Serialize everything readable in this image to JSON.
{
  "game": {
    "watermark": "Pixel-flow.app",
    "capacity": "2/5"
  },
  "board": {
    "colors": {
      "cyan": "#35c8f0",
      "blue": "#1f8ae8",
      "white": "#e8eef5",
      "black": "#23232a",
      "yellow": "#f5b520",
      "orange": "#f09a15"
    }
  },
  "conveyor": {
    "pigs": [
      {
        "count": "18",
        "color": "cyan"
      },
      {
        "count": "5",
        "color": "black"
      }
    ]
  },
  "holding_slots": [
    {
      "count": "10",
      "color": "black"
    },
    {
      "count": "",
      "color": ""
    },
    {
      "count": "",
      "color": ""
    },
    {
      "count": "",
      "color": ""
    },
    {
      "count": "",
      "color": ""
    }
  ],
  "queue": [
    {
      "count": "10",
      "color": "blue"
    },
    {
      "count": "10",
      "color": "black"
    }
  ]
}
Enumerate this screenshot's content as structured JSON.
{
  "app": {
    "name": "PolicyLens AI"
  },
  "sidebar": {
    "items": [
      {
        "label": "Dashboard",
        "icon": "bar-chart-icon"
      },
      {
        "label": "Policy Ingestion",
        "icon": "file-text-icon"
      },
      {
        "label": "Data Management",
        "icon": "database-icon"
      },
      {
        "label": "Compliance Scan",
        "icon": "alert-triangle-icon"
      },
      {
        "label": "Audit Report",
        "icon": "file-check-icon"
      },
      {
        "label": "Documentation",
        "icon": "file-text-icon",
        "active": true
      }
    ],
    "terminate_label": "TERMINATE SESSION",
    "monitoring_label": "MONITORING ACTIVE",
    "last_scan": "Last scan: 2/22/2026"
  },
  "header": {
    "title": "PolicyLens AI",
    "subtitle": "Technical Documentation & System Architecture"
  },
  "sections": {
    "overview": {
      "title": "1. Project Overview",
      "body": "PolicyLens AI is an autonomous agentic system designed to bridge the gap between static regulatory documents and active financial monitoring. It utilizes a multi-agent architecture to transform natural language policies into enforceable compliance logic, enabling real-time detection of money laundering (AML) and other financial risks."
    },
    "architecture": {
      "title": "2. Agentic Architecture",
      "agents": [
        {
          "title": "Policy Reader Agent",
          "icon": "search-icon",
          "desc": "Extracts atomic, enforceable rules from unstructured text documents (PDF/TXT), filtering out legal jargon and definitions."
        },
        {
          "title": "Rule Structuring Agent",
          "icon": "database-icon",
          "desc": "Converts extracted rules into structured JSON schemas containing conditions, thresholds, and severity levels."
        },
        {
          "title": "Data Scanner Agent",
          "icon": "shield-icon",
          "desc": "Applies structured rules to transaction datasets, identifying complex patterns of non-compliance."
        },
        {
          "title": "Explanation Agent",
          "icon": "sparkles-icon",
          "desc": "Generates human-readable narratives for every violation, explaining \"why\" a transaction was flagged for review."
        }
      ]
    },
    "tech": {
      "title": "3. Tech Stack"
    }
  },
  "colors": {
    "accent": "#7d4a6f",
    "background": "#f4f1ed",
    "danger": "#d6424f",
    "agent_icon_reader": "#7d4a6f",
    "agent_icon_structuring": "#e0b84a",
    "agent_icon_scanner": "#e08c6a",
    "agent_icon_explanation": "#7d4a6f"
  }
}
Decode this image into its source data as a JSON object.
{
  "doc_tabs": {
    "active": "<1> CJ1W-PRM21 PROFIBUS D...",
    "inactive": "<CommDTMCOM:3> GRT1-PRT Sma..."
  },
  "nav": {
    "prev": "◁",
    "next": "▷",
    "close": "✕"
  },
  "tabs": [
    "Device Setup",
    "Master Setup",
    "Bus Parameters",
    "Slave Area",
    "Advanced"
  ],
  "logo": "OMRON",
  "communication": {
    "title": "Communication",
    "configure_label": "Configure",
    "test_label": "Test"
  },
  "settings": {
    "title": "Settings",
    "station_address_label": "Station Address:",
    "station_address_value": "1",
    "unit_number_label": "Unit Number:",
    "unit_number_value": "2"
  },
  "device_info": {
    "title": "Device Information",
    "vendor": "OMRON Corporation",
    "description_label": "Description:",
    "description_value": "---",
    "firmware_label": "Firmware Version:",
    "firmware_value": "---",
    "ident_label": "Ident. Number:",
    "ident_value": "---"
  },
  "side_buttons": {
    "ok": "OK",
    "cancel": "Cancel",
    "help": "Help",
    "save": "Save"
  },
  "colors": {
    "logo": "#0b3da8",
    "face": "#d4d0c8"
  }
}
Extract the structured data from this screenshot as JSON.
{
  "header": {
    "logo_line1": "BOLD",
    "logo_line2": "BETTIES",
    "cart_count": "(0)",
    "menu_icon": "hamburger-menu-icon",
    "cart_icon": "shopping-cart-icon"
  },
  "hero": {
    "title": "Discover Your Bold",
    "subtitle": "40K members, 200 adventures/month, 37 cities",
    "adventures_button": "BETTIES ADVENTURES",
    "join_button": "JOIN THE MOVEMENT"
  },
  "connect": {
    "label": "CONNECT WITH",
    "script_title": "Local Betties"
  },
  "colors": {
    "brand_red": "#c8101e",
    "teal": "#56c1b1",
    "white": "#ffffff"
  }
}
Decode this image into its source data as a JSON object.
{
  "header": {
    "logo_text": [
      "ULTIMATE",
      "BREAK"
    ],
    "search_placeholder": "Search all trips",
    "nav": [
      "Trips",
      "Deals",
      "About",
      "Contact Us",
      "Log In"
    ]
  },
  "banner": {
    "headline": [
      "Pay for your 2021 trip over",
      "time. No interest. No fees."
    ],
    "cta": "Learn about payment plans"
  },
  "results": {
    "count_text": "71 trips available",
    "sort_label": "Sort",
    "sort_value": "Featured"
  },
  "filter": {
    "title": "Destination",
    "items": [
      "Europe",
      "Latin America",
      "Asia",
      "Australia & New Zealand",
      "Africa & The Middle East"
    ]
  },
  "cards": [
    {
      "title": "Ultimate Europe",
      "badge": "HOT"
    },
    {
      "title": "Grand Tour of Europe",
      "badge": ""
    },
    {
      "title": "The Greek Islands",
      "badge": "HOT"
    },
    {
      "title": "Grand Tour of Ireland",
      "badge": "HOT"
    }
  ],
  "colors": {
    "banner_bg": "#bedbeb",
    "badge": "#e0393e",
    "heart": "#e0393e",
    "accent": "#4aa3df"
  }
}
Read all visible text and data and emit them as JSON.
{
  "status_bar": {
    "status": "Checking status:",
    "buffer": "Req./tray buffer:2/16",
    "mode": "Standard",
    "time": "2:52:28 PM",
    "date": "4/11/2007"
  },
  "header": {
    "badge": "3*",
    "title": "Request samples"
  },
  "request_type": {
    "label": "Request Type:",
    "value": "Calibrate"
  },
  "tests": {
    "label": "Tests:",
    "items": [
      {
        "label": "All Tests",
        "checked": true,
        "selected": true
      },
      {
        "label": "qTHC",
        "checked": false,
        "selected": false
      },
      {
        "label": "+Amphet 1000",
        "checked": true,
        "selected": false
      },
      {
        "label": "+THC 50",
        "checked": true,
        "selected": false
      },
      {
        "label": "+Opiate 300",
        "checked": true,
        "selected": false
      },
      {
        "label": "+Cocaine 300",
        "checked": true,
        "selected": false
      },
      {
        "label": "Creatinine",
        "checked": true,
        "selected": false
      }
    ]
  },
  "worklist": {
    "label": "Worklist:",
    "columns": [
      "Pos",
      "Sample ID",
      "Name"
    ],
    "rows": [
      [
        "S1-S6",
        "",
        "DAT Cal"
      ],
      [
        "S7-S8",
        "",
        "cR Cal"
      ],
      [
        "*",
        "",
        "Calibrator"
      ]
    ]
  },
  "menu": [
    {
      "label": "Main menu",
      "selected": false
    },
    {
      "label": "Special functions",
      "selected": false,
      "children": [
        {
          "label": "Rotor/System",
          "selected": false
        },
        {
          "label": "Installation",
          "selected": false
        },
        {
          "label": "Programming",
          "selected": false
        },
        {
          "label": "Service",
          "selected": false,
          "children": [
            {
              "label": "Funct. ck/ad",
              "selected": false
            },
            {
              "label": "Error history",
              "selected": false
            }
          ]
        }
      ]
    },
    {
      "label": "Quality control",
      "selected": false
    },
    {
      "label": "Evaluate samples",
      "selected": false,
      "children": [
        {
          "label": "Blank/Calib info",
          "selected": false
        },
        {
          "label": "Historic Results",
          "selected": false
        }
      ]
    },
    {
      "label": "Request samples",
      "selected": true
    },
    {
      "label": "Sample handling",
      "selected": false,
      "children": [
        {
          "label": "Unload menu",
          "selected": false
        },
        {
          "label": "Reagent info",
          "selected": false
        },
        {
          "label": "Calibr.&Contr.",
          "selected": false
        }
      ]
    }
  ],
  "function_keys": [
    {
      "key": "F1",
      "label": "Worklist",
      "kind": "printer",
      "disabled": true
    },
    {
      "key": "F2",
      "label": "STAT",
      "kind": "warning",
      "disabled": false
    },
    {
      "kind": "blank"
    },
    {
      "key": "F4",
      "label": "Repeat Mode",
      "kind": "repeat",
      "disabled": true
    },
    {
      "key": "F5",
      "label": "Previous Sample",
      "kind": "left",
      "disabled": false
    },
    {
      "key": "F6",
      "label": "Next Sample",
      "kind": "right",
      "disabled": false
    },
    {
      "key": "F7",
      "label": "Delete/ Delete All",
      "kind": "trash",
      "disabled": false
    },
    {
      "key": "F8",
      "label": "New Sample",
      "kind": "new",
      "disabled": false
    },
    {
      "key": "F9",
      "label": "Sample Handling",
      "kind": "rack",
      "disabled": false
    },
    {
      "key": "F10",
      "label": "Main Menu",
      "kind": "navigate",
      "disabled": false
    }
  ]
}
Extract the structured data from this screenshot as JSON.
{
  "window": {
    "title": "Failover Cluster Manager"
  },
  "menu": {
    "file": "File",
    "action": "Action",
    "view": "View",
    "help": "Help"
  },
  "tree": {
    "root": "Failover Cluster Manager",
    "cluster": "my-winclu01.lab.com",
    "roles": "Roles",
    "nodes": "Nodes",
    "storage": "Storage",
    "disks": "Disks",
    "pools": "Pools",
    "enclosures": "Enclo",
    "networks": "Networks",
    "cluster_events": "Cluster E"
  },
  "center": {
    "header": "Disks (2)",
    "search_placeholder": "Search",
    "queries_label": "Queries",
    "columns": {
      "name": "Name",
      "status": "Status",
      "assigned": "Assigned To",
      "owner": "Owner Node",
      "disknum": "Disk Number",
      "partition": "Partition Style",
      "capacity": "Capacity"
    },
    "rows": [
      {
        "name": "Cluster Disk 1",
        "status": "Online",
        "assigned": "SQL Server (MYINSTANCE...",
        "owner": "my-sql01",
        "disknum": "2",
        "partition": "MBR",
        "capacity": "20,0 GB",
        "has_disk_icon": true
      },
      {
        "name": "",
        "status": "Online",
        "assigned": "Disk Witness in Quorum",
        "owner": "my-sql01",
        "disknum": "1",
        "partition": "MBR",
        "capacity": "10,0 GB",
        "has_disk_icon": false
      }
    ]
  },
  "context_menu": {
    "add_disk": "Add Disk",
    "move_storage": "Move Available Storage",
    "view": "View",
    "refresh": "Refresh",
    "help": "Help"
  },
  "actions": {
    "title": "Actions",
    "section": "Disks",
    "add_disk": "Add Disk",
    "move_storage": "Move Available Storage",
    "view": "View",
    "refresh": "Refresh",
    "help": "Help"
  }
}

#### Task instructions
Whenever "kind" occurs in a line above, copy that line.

#### Written answer
      "kind": "printer",
      "kind": "warning",
      "kind": "blank"
      "kind": "repeat",
      "kind": "left",
      "kind": "right",
      "kind": "trash",
      "kind": "new",
      "kind": "rack",
      "kind": "navigate",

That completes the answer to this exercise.